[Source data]
▼

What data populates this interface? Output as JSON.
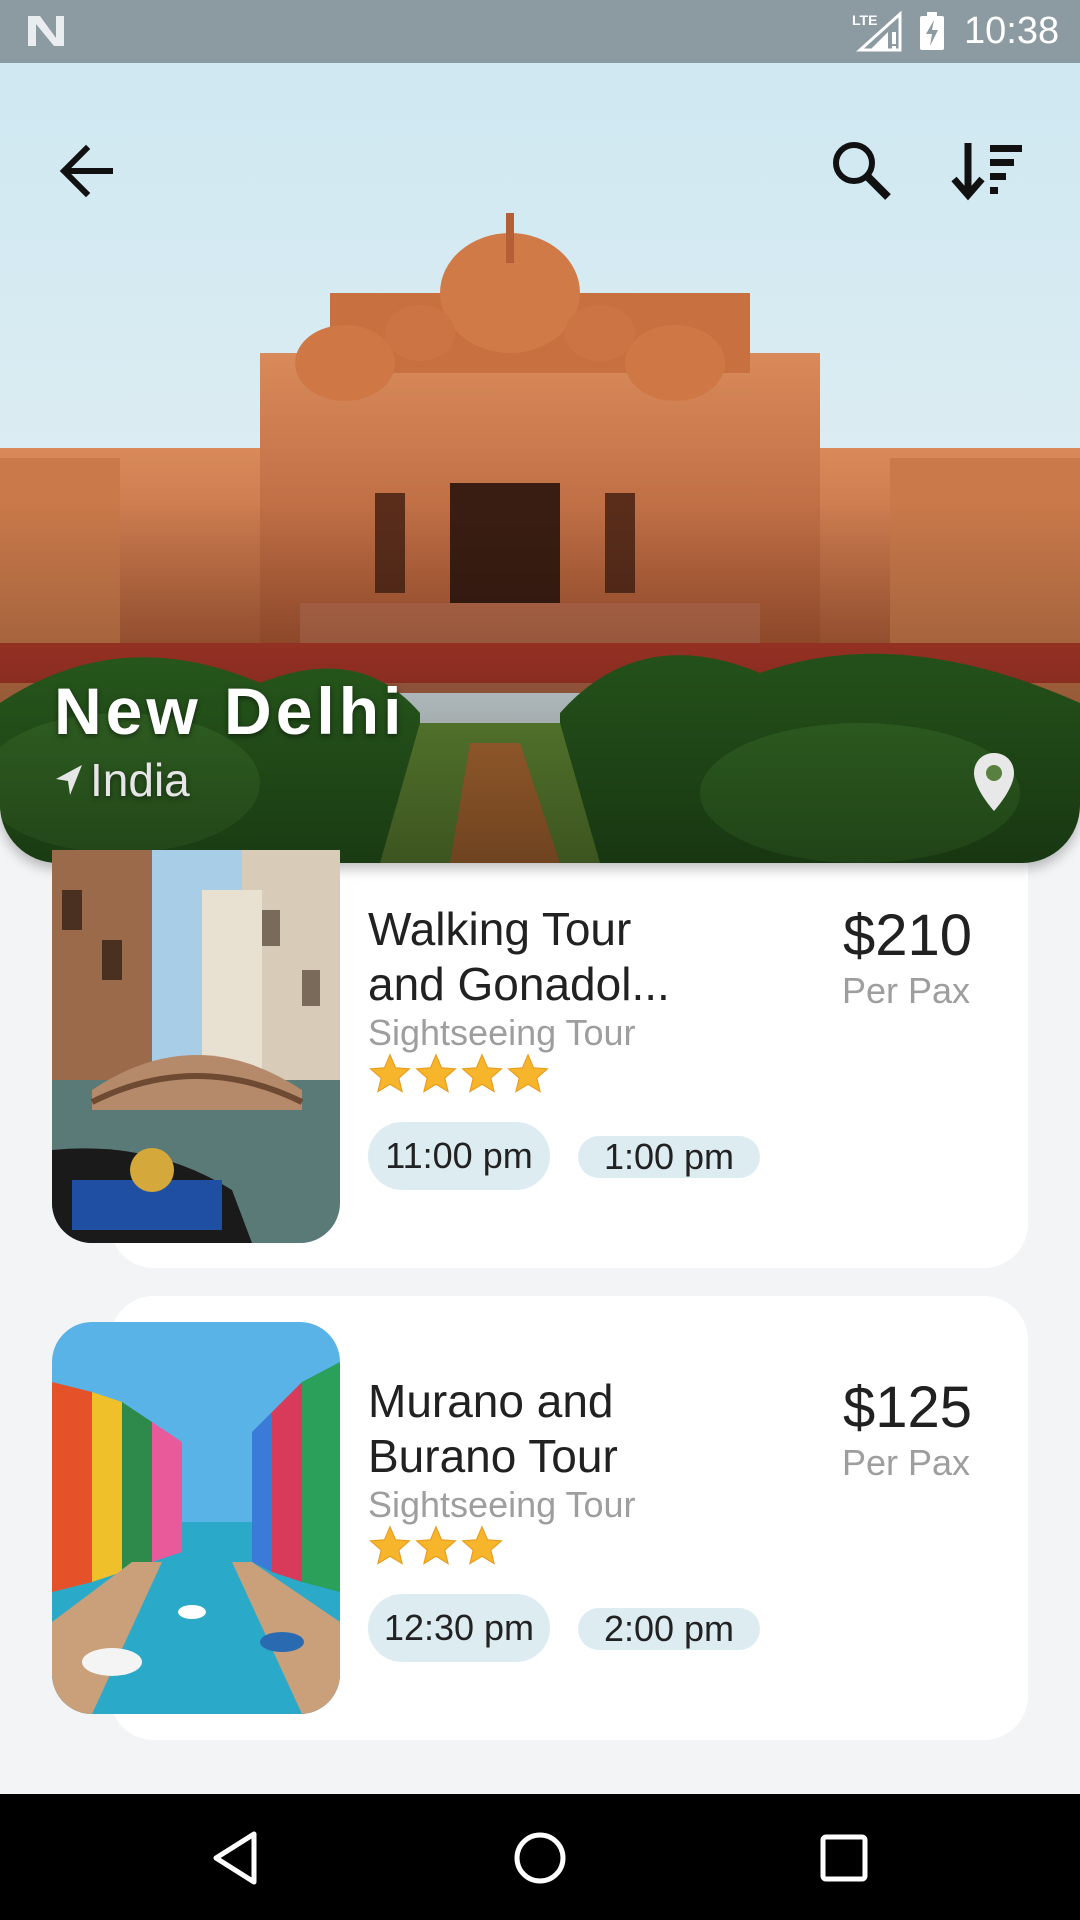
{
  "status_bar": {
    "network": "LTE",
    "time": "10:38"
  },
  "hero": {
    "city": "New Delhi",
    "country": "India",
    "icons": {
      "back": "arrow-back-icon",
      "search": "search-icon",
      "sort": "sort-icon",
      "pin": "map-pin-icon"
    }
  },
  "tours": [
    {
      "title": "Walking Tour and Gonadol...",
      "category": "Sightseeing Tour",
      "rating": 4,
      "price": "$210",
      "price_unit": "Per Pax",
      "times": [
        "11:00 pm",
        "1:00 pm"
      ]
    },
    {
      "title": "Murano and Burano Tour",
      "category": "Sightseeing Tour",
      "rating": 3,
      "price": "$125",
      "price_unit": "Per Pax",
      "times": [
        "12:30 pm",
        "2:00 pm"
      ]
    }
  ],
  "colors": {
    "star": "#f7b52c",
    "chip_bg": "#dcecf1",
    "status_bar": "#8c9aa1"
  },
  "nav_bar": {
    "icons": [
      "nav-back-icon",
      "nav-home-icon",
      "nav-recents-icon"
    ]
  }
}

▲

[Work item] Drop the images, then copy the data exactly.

[The answer]
What data populates this interface? Output as JSON.
{
  "status_bar": {
    "network": "LTE",
    "time": "10:38"
  },
  "hero": {
    "city": "New Delhi",
    "country": "India",
    "icons": {
      "back": "arrow-back-icon",
      "search": "search-icon",
      "sort": "sort-icon",
      "pin": "map-pin-icon"
    }
  },
  "tours": [
    {
      "title": "Walking Tour and Gonadol...",
      "category": "Sightseeing Tour",
      "rating": 4,
      "price": "$210",
      "price_unit": "Per Pax",
      "times": [
        "11:00 pm",
        "1:00 pm"
      ]
    },
    {
      "title": "Murano and Burano Tour",
      "category": "Sightseeing Tour",
      "rating": 3,
      "price": "$125",
      "price_unit": "Per Pax",
      "times": [
        "12:30 pm",
        "2:00 pm"
      ]
    }
  ],
  "colors": {
    "star": "#f7b52c",
    "chip_bg": "#dcecf1",
    "status_bar": "#8c9aa1"
  },
  "nav_bar": {
    "icons": [
      "nav-back-icon",
      "nav-home-icon",
      "nav-recents-icon"
    ]
  }
}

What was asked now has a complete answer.